Robert Orr has a vision of the future—and might get to build it on four Wooster Square parking lots, complete with “bungalows,” shared kitchenettes, and fold-out beds.
Orr, a New Haven architect, has spent years researching ideas around the world to figure out how to design low-cost, nice-looking, semi-shared, semi-private urban housing geared to 20-something “millennials.”
He has put those ideas together in a bid to put new homes on four underused parking lots the city is selling in the Wooster Square neighborhood.
Three teams have submitted proposals to buy the lots and build housing on them. A selection process has begun with team of city neighborhood staffers, Wooster Square Alderman Michael Smart, and two neighbors are reviewing the ideas. Ultimately Liveable City Initiative (LCI) chief Erik Johnson will pick a winner to submit to the City Plan Commission and Board of Aldermen in coming months.
Orr’s Chapel Street firm proposed paying the city $200,000 for all four lots, at 109 Olive St., 9 Brown St., 176 Chestnut St. and 494 Chapel St. Click here for a previous story describing how the city came to put them up for sale.
A firm called Triad Construction offered to pay $49,900 for just the Olive Street lot. It to build a “raised-entry,” “Wooster Square type” Greek Revival 1,650-square-foot three-family home there.
Retired police Capt. Andrew Consiglio, who for the last 27 years has been building homes and storefronts in town, offered to pay $40,000 for the Olive Street lot, $35,000 for Brown Street, $35,000 for Chestnut Street. In each case, he’d build a two-story two-bedroom red-brick house with a gable roof, “double-hung windows,” a private courtyard, and “porch detail reminiscent of a lot of porches in Wooster Square, according to his architect, Peter J. MacPartland. (Depending on further examination of the dimensions of the Brown Street lot, he might put a three-bedroom house there, McPartland said.)
Orr has three different, related ideas for how to build the lots. They come down to one theme: millennials. Twenty-somethings like his 24-year-old son.
Here’s how some of them want to live, Orr concluded from studying his son and others:
Many of them want to be able to afford to live in urban neighborhoods like Wooster Square. They want to be around other people their age to share meals, share ideas, all “spontaneously.” They also want to retreat to their own private domains to read or go on the computer. Not to mention go to use their own bathrooms.
“The millennials don’t like to share their bathrooms. But they’re happy to share the food,” Orr (pictured) said in an interview in a shared space of his own, the wide-open office floor he shares with others in the Bourse coworking space on Chapel Street.
“The whole idea with the millennials—it’s about interchange and breaking out of the confines of their parents, the scheduled life, play dates, revolving around the car. ... They want spontaneity. They love debate, throwing around ideas.” But they also need their private space.

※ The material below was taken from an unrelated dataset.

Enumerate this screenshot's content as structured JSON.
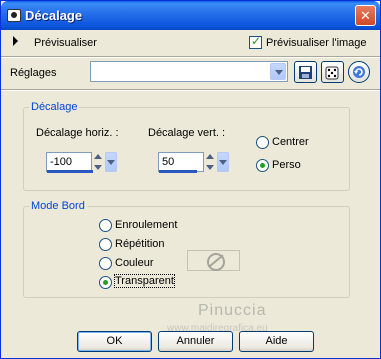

Hence: rowhouses and a “bungalow court.”
In one initial set of plans Orr has drawn up, perhaps for the Chapel lot and/or the Olive Street lot, he envisions a four-story building with a possible commercial space on the bottom floor and a single loft apartment on the second floor. The building on Olive Street would look like a row house already standing next door.
The top two floors—each 16 by 24 feet—would each have two small bedrooms with private bathrooms, a shared kitchenette and closet area. The bedrooms would include fold-out beds he discovered in England; they include bookshelves and a desk that pulls out. Because of the shared kitchenette it’s not exactly a studio apartment.

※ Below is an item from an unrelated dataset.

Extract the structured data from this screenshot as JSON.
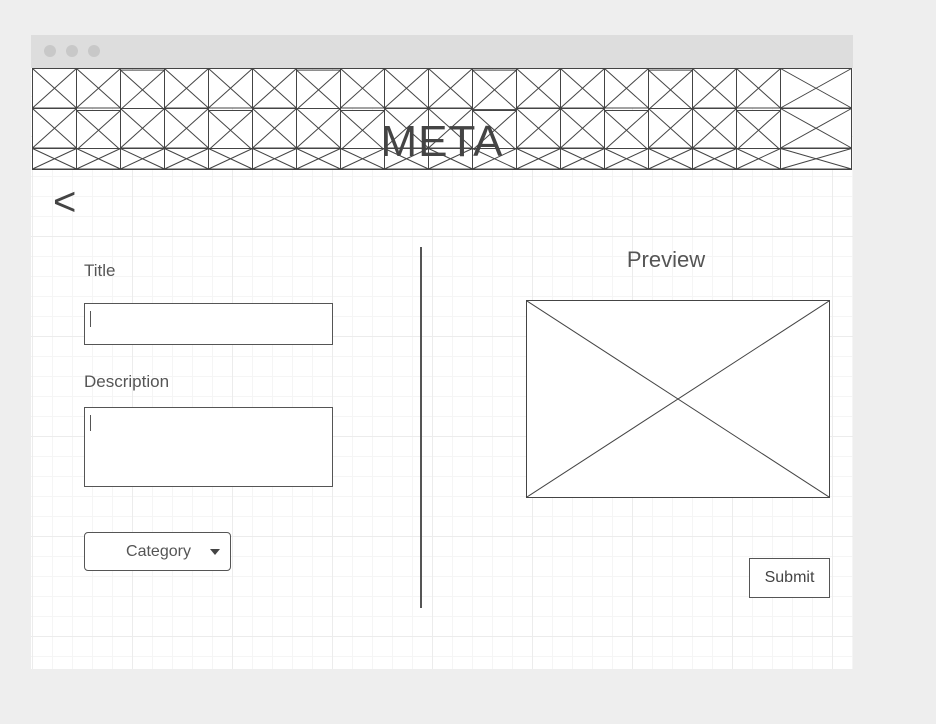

The concept behind the small bedrooms: “The bedroom is where you sleep; the city is where you live.”
By keeping the bedrooms so small, he believes he can keep rents down to about $650 a month per bedroom. He figures he could keep the second floor at around $1,100.
He’d do that also by shipping in modular prefab interiors for the top floors. He has traveled to manufacturers in Vermont and Pennsylvania to inspect their work. He’d have the brick facade and first-floor cement block interior built on site.
He originally got the idea from seeing how builders in San Diego were finding ways to make attractive but affordable living spaces for young renters.
He picked up another idea when his firm spent 6,000 hours trying to help Mississippi rebuild after Hurricane Katrina. The idea was how to assemble “teeny little houses” onto lots to enable more people to live in them while giving them a “pocket neighborhood” feel.
He’d do that on some of the other Wooster Square lots with a series of four of five “bungalows” centered around a courtyard. They’d rise one or two stories each and ideally rent for $600 to $800 a month. They’d have to “look good,” not “like schlock,” to work in that setting, he emphasized.
Like the other bidders for the properties, Orr considers his initial plans a starting point, not final designs by any means. He should find out in early 2013 if city decision-makers share his vision.